Starting to see the big picture now? This was something that looked like a truck that could pull a Ferrari's pants down around its ankles and then point and laugh about what it was keeping tucked in its underwear. Even today — over twenty years later — it's no slouch and can almost keep pace with a new Camaro ZL-1. Aside from the numb steering gear, it could handle a winding road even in poor driving conditions without drama, thanks to it's all-wheel drive layout. And it wasn't exclusive to the elite, powerful and wealthy.
Even more remarkable is that the Syclone, after you strip away its low-profile tires, the turbo, and its bulging body-cladding, is really something made up of bits and pieces. That 4.3 liter V6 was the same motor that you would find under the hood of a typical run-of-the-mill S10 or Sonoma pickup truck. The all-wheel drive system was from the Chevrolet Astro minivan. The Syclone's unique instrument cluster was actually borrowed from a turbo-powered Pontiac Sunbird.
General Motors built 2,995 examples of the GMC Syclone for 1991. Production was set to continue for 1992 alongside the related GMC Jimmy-based Typhoon with an expanded color palette that included unheard of colors like white and red, but the plug was pulled at the last minute for really no good reason.

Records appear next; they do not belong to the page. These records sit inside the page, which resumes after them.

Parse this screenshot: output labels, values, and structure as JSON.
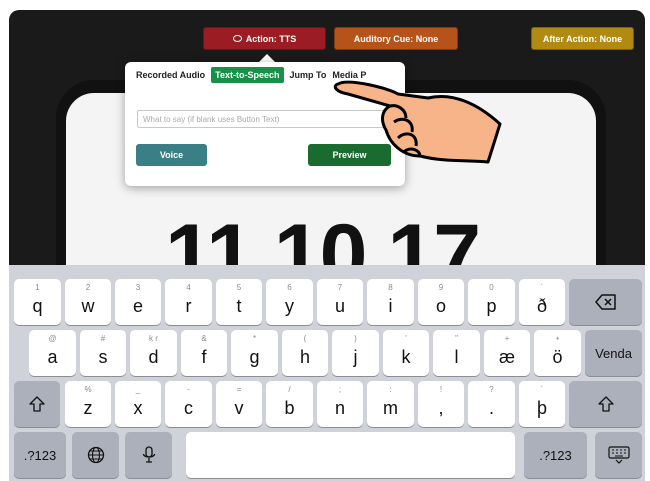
{
  "toolbar": {
    "action_label": "Action: TTS",
    "cue_label": "Auditory Cue: None",
    "after_label": "After Action: None"
  },
  "popover": {
    "tabs": [
      {
        "label": "Recorded Audio",
        "active": false
      },
      {
        "label": "Text-to-Speech",
        "active": true
      },
      {
        "label": "Jump To",
        "active": false
      },
      {
        "label": "Media P",
        "active": false
      }
    ],
    "input_placeholder": "What to say (if blank uses Button Text)",
    "voice_label": "Voice",
    "preview_label": "Preview"
  },
  "display": {
    "time_text": "11 10 17"
  },
  "keyboard": {
    "row1": [
      {
        "main": "q",
        "sub": "1"
      },
      {
        "main": "w",
        "sub": "2"
      },
      {
        "main": "e",
        "sub": "3"
      },
      {
        "main": "r",
        "sub": "4"
      },
      {
        "main": "t",
        "sub": "5"
      },
      {
        "main": "y",
        "sub": "6"
      },
      {
        "main": "u",
        "sub": "7"
      },
      {
        "main": "i",
        "sub": "8"
      },
      {
        "main": "o",
        "sub": "9"
      },
      {
        "main": "p",
        "sub": "0"
      },
      {
        "main": "ð",
        "sub": "´"
      }
    ],
    "row2": [
      {
        "main": "a",
        "sub": "@"
      },
      {
        "main": "s",
        "sub": "#"
      },
      {
        "main": "d",
        "sub": "k r"
      },
      {
        "main": "f",
        "sub": "&"
      },
      {
        "main": "g",
        "sub": "*"
      },
      {
        "main": "h",
        "sub": "("
      },
      {
        "main": "j",
        "sub": ")"
      },
      {
        "main": "k",
        "sub": "'"
      },
      {
        "main": "l",
        "sub": "\""
      },
      {
        "main": "æ",
        "sub": "+"
      },
      {
        "main": "ö",
        "sub": "•"
      }
    ],
    "row3": [
      {
        "main": "z",
        "sub": "%"
      },
      {
        "main": "x",
        "sub": "_"
      },
      {
        "main": "c",
        "sub": "-"
      },
      {
        "main": "v",
        "sub": "="
      },
      {
        "main": "b",
        "sub": "/"
      },
      {
        "main": "n",
        "sub": ";"
      },
      {
        "main": "m",
        "sub": ":"
      },
      {
        "main": ",",
        "sub": "!"
      },
      {
        "main": ".",
        "sub": "?"
      },
      {
        "main": "þ",
        "sub": "´"
      }
    ],
    "return_label": "Venda",
    "numbers_label": ".?123",
    "numbers_label_right": ".?123",
    "backspace_icon": "backspace-icon",
    "shift_icon": "shift-icon",
    "globe_icon": "globe-icon",
    "mic_icon": "microphone-icon",
    "hide_icon": "keyboard-hide-icon"
  }
}
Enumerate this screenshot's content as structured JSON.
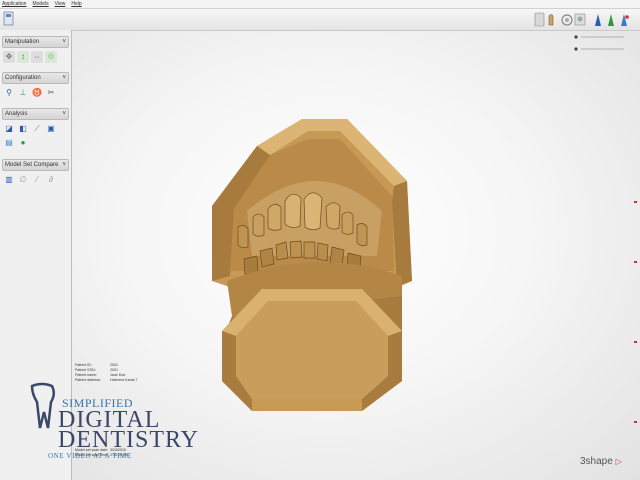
{
  "menu": [
    "Application",
    "Models",
    "View",
    "Help"
  ],
  "sidebar": {
    "panels": [
      {
        "title": "Manipulation"
      },
      {
        "title": "Configuration"
      },
      {
        "title": "Analysis"
      },
      {
        "title": "Model Set Compare"
      }
    ]
  },
  "patient_info": [
    {
      "key": "Patient ID:",
      "value": "2001"
    },
    {
      "key": "Patient SSN:",
      "value": "2001"
    },
    {
      "key": "Patient name:",
      "value": "Jane Doe"
    },
    {
      "key": "Patient address:",
      "value": "Holmens Kanal 7"
    },
    {
      "key": "Model set scan date:",
      "value": "3/24/2010"
    },
    {
      "key": "Model set scan time:",
      "value": "2:30:25 PM"
    }
  ],
  "watermark": {
    "line1": "SIMPLIFIED",
    "line2a": "DIGITAL",
    "line2b": "DENTISTRY",
    "line3": "ONE VIDEO AT A TIME"
  },
  "brand": "3shape",
  "colors": {
    "model": "#c69a55",
    "model_dark": "#8a6230",
    "model_light": "#dcb574",
    "accent_green": "#2e9a3c",
    "accent_blue": "#2a5db0",
    "accent_red": "#d03030"
  }
}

I can't think of anything that GM's built since that has been so totally outrageous. The Corvette and Camaro have always been upfront and honest about what they were made to do; their mission statement is printed right on the packaging. The GMC Syclone, on the other hand, was something completely left-field, a hairy-chested yell at the heart of Americans who wrote them off as being incapable of doing anything interesting, well-done, or innovative. While it still wasn't enough to rectify GM's dismal business sense and atone for the horrible cars it built, and while its status as a performance titan didn't carry enough of a halo effect to drag buyers it had forever lost to import builders back into showrooms, it will still forever have a place in automotive history as GM's best "fuck you" ever.
(Video from Test Drive Junkie)